7 Feb, 2020
11 songs, 35 mins (7.9/10 on Pitchfork)
The Neon Skyline is Shauf’s fifth solo studio album and comes nearly four years after his last album release. Overall, the collection is lyrically and thematically consistent with his massive body of past work (both solo, and with his group Foxwarren) but not in a way that feels derivative or trite. He seems to have found a sonic space in which to ruminate such that all of his work feels “within a piece/world” but never spins its wheels.
Shauf forges on with his traipsing, island-inspired melodies and unique, stylistic vocal modulation that makes his accounts of even the most mundane stories feel vibrant and loaded with life. He also continues the trend of innocently voicing very mature and adult themes. Relationships, longing, loneliness, heartbreak, anger, regret, dishonesty, isolation, optimism, and growth all play a role in the poetics of this album.
The album showcases a lonely, semi-romantic, and mostly self-constructed internal narrative that takes place in the course of a single night out, between Shauf and himself, and finally, the so-close-yet-so-far-away Judy. He also mentions Charlie, his male companion, and Charlie’s partner, Claire, as accomplices to his ventures in self-piteous wallowing. Man, is he hung up on Judy. Judy is a past partner who he hears is back in town, and functions as a stand-in for a host of life’s maladies and as the beacon of Andy’s ruminations on his mistakes and short-comings.
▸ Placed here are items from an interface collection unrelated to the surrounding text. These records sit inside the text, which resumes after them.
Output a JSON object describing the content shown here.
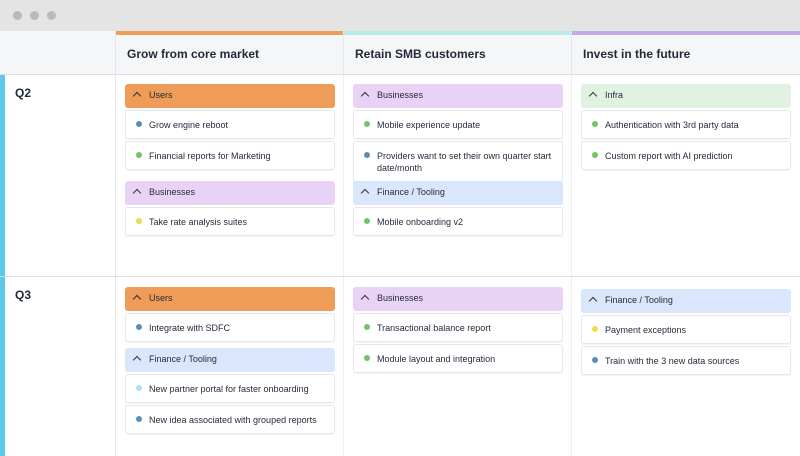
{
  "colors": {
    "blue_dot": "#5b8db5",
    "green_dot": "#72c366",
    "yellow_dot": "#f3d94c",
    "lightblue_dot": "#aee0f5",
    "users_head": "#ee9c57",
    "businesses_head": "#e8d3f6",
    "finance_head": "#dae6fb",
    "infra_head": "#e2f2e2",
    "col1_stripe": "#ee9c57",
    "col2_stripe": "#b9ebe9",
    "col3_stripe": "#c6a9ec",
    "row_stripe": "#5cc8ea"
  },
  "columns": [
    {
      "title": "Grow from core market"
    },
    {
      "title": "Retain SMB customers"
    },
    {
      "title": "Invest in the future"
    }
  ],
  "rows": [
    {
      "title": "Q2"
    },
    {
      "title": "Q3"
    }
  ],
  "cells": {
    "q2_c1": [
      {
        "label": "Users",
        "items": [
          {
            "text": "Grow engine reboot",
            "dot": "blue"
          },
          {
            "text": "Financial reports for Marketing",
            "dot": "green"
          }
        ]
      },
      {
        "label": "Businesses",
        "items": [
          {
            "text": "Take rate analysis suites",
            "dot": "yellow"
          }
        ]
      }
    ],
    "q2_c2": [
      {
        "label": "Businesses",
        "items": [
          {
            "text": "Mobile experience update",
            "dot": "green"
          },
          {
            "text": "Providers want to set their own quarter start date/month",
            "dot": "blue"
          }
        ]
      },
      {
        "label": "Finance / Tooling",
        "items": [
          {
            "text": "Mobile onboarding v2",
            "dot": "green"
          }
        ]
      }
    ],
    "q2_c3": [
      {
        "label": "Infra",
        "items": [
          {
            "text": "Authentication with 3rd party data",
            "dot": "green"
          },
          {
            "text": "Custom report with AI prediction",
            "dot": "green"
          }
        ]
      }
    ],
    "q3_c1": [
      {
        "label": "Users",
        "items": [
          {
            "text": "Integrate with SDFC",
            "dot": "blue"
          }
        ]
      },
      {
        "label": "Finance / Tooling",
        "items": [
          {
            "text": "New partner portal for faster onboarding",
            "dot": "lightblue"
          },
          {
            "text": "New idea associated with grouped reports",
            "dot": "blue"
          }
        ]
      }
    ],
    "q3_c2": [
      {
        "label": "Businesses",
        "items": [
          {
            "text": "Transactional balance report",
            "dot": "green"
          },
          {
            "text": "Module layout and integration",
            "dot": "green"
          }
        ]
      }
    ],
    "q3_c3": [
      {
        "label": "Finance / Tooling",
        "items": [
          {
            "text": "Payment exceptions",
            "dot": "yellow"
          },
          {
            "text": "Train with the 3 new data sources",
            "dot": "blue"
          }
        ]
      }
    ]
  }
}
The instrumentation is minimal and produced in a way that gives the music a warm glow, not unlike that of a neon sign. It achieves the old school, vintage vibes in an unconventional way. Rather than fuzzing out the guitars and layering on synths and fake-crackling-old-school-record-cutting-artifact noises, Shauf instead opts for more subtle compositions. Sometimes he doesn’t even sing a chorus but hums along instead. What’s more important than the words spoken or thought here is the mindset.
Though I was a little disappointed with the song “Try Again” for its rom-com-esque sensibilities and kitschy, poppy production, it did fit in well with the rest of his discography. I guess my main concern there is that it felt like a lull in an otherwise exciting, fresh collection of tracks. “Changer” puts a nice bow on things, however, and Shauf finishes with a bang. The album is mild and mellow, perfect for cruising around on a lonely night or crying into your piña colada. It sounds oddly familiar and fresh and the same time. I would highly recommend this easy-listening album for public consumption.
- “Thirteen Hours”
- “Living Room”
- “The Moon”